Are you getting enough quality sleep at night? If you answered no, then did you know that your lack of sleep can affect your overall health and make you prone to injury and illness?

Studies have shown that even a low level of fatigue can impair reaction times as much or more than being legally drunk! I mean, we don’t really need research to confirm that we have an increased risk of injury when we are drunk… But sleep, well we all think that we can survive on less. Sorry to tell you but the jury is out on that!

Reaction time, cognitive skills, fine motor skills, motivation, focus, proprioception, etc.. are all optimal when the body is given the proper amount of sleep and down time. Without the adequate amount of sleep these suffer greatly.

There have been countless studies to show the correlation of sleep deprivation and risk of injury. One recent study showed Adolescent athletes who slept eight or more hours each night were 68 percent less likely to be injured than athletes who regularly sleep less. While another study showed that those who slept less than 8 hours had nearly double the risk of injury!

The research suggests that 8-10 hours of sleep per night will improve athletes performance, decrease injury risk and improve recovery healing times if they do sustain an injury. If you disagree then you might be apart of the 3% of the population that can effectively sleep on 6 hours of sleep and research has found this is due to a rare gene mutation called ADBR1 which is linked with heightened wakefulness and less sleep necessity.

OR maybe your body has just adapted, and you can’t remember what it feels like to be fully rested.

In fact, the research tells us that those who sleep under 6 hours will have chronic sleep deprivation.

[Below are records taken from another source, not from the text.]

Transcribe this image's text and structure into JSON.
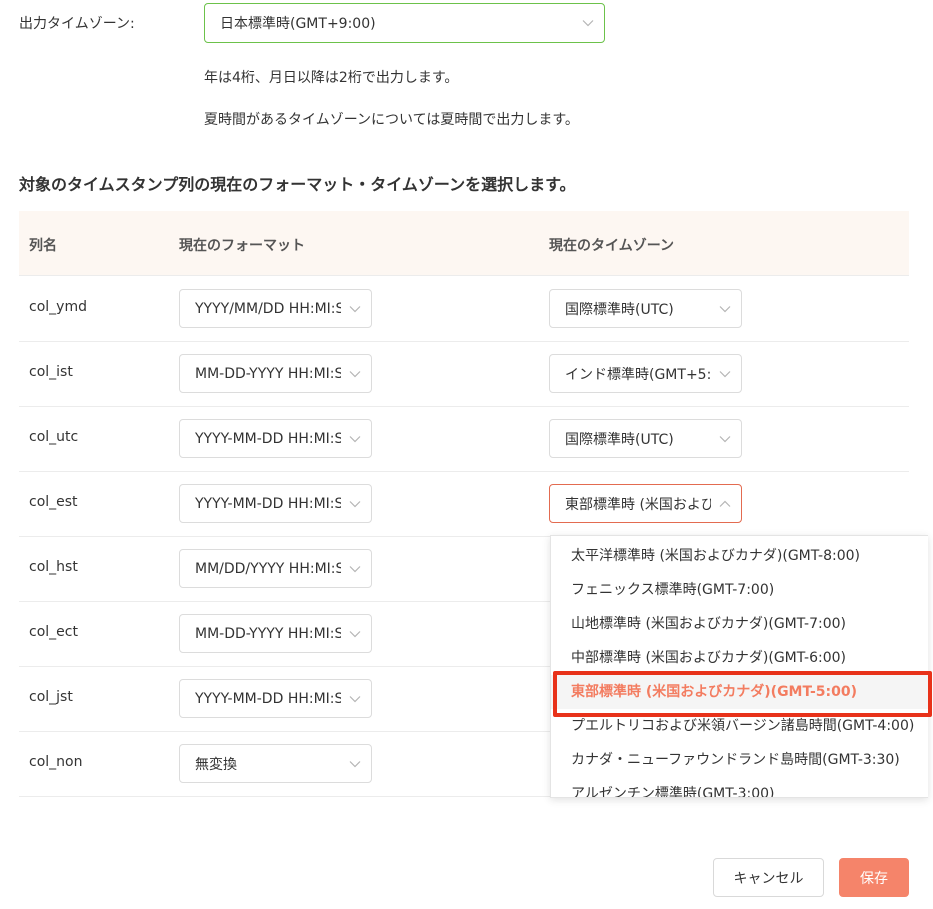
{
  "output_timezone": {
    "label": "出力タイムゾーン:",
    "value": "日本標準時(GMT+9:00)",
    "note1": "年は4桁、月日以降は2桁で出力します。",
    "note2": "夏時間があるタイムゾーンについては夏時間で出力します。"
  },
  "section_title": "対象のタイムスタンプ列の現在のフォーマット・タイムゾーンを選択します。",
  "table": {
    "headers": {
      "name": "列名",
      "format": "現在のフォーマット",
      "timezone": "現在のタイムゾーン"
    },
    "rows": [
      {
        "name": "col_ymd",
        "format": "YYYY/MM/DD HH:MI:S",
        "timezone": "国際標準時(UTC)"
      },
      {
        "name": "col_ist",
        "format": "MM-DD-YYYY HH:MI:S",
        "timezone": "インド標準時(GMT+5:3"
      },
      {
        "name": "col_utc",
        "format": "YYYY-MM-DD HH:MI:S",
        "timezone": "国際標準時(UTC)"
      },
      {
        "name": "col_est",
        "format": "YYYY-MM-DD HH:MI:S",
        "timezone": "東部標準時 (米国および"
      },
      {
        "name": "col_hst",
        "format": "MM/DD/YYYY HH:MI:S",
        "timezone": ""
      },
      {
        "name": "col_ect",
        "format": "MM-DD-YYYY HH:MI:S",
        "timezone": ""
      },
      {
        "name": "col_jst",
        "format": "YYYY-MM-DD HH:MI:S",
        "timezone": ""
      },
      {
        "name": "col_non",
        "format": "無変換",
        "timezone": ""
      }
    ]
  },
  "timezone_dropdown": {
    "options": [
      "太平洋標準時 (米国およびカナダ)(GMT-8:00)",
      "フェニックス標準時(GMT-7:00)",
      "山地標準時 (米国およびカナダ)(GMT-7:00)",
      "中部標準時 (米国およびカナダ)(GMT-6:00)",
      "東部標準時 (米国およびカナダ)(GMT-5:00)",
      "プエルトリコおよび米領バージン諸島時間(GMT-4:00)",
      "カナダ・ニューファウンドランド島時間(GMT-3:30)",
      "アルゼンチン標準時(GMT-3:00)"
    ],
    "selected_index": 4
  },
  "buttons": {
    "cancel": "キャンセル",
    "save": "保存"
  },
  "colors": {
    "accent": "#f5846a",
    "selected_text": "#f37c60",
    "focus_green": "#6cc24a",
    "highlight_red": "#e8321a"
  },
  "icons": {
    "select_arrow": "chevron-down-icon",
    "select_arrow_open": "chevron-up-icon"
  }
}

This includes constant yawning, morning grogginess, poor concentration, mood changes, shortened attention span, reduced work efficiency etc. Chronic sleepless nights are further associated with cardiovascular disease, cancer, dementia, metabolic problems and weakened immune system, not to mention all the cognitive and brain fog effects.

We understand that sometimes we can’t change the amount of sleep we get, but we may be able to change the quality of sleep by following some of these simple rules:

  • Darkness: When it’s dark we release melatonin, which relaxes the body and helps us to drift off. TV’s, Computers and Smartphones with LED displays glow with blue light which suppress melatonin. Try using apps with turn off the blue light and make a yellow screen.
  • Wear an eye-mask and earplugs.
  • Make sure the room is cool research says around 18 degrees.
  • Avoid screen time in bed and turn all electronics on silent (minus the alarm) to avoid undisturbed sleep.
  • Allow time to relax, hit bed earlier and read a book, write in a journal, cuddle a partner. Have one hand on your chest, one on your belly and practice your belly breathing. We are constantly on the go, this is your time to settle the mind.
  • Create a routine our body works on a circadian rhythm and like anything likes routine. If you can try and set up a routine for bed, no electronics, to wind down time to sleep time.

If you are still struggling with sleep then it may be worth getting checked with a health professional to ensure that there are no neurological or musculoskeletal causes.